Start of Records
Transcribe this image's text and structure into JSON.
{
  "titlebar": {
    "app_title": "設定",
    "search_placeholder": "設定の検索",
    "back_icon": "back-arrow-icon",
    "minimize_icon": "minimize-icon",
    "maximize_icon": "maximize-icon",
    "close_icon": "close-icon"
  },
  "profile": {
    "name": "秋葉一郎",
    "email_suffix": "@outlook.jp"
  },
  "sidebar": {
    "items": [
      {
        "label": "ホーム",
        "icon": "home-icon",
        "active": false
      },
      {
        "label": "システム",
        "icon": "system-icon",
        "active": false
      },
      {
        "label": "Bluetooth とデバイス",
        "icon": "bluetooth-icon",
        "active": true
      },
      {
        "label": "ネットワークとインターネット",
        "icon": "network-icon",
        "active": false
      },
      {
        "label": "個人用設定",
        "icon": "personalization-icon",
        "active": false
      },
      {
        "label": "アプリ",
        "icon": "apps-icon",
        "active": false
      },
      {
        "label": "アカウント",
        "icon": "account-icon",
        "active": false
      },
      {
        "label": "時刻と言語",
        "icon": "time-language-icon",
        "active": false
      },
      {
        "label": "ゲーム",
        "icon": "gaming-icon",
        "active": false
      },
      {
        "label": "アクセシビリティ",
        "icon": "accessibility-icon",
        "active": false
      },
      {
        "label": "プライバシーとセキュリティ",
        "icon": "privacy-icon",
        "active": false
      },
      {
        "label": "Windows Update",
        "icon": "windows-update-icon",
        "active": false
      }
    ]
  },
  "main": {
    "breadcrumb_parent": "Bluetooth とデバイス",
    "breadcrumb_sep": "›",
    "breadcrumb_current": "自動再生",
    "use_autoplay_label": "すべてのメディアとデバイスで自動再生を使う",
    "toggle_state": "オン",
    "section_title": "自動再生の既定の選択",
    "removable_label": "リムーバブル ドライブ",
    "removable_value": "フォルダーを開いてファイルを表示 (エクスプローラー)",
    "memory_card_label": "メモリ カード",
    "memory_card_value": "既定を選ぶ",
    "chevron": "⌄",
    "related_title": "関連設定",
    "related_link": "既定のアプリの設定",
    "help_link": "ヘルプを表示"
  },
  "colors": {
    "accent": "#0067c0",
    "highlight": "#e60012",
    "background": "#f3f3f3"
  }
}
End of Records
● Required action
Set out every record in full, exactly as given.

● Written solution
Transcribe this image's text and structure into JSON.
{
  "titlebar": {
    "app_title": "設定",
    "search_placeholder": "設定の検索",
    "back_icon": "back-arrow-icon",
    "minimize_icon": "minimize-icon",
    "maximize_icon": "maximize-icon",
    "close_icon": "close-icon"
  },
  "profile": {
    "name": "秋葉一郎",
    "email_suffix": "@outlook.jp"
  },
  "sidebar": {
    "items": [
      {
        "label": "ホーム",
        "icon": "home-icon",
        "active": false
      },
      {
        "label": "システム",
        "icon": "system-icon",
        "active": false
      },
      {
        "label": "Bluetooth とデバイス",
        "icon": "bluetooth-icon",
        "active": true
      },
      {
        "label": "ネットワークとインターネット",
        "icon": "network-icon",
        "active": false
      },
      {
        "label": "個人用設定",
        "icon": "personalization-icon",
        "active": false
      },
      {
        "label": "アプリ",
        "icon": "apps-icon",
        "active": false
      },
      {
        "label": "アカウント",
        "icon": "account-icon",
        "active": false
      },
      {
        "label": "時刻と言語",
        "icon": "time-language-icon",
        "active": false
      },
      {
        "label": "ゲーム",
        "icon": "gaming-icon",
        "active": false
      },
      {
        "label": "アクセシビリティ",
        "icon": "accessibility-icon",
        "active": false
      },
      {
        "label": "プライバシーとセキュリティ",
        "icon": "privacy-icon",
        "active": false
      },
      {
        "label": "Windows Update",
        "icon": "windows-update-icon",
        "active": false
      }
    ]
  },
  "main": {
    "breadcrumb_parent": "Bluetooth とデバイス",
    "breadcrumb_sep": "›",
    "breadcrumb_current": "自動再生",
    "use_autoplay_label": "すべてのメディアとデバイスで自動再生を使う",
    "toggle_state": "オン",
    "section_title": "自動再生の既定の選択",
    "removable_label": "リムーバブル ドライブ",
    "removable_value": "フォルダーを開いてファイルを表示 (エクスプローラー)",
    "memory_card_label": "メモリ カード",
    "memory_card_value": "既定を選ぶ",
    "chevron": "⌄",
    "related_title": "関連設定",
    "related_link": "既定のアプリの設定",
    "help_link": "ヘルプを表示"
  },
  "colors": {
    "accent": "#0067c0",
    "highlight": "#e60012",
    "background": "#f3f3f3"
  }
}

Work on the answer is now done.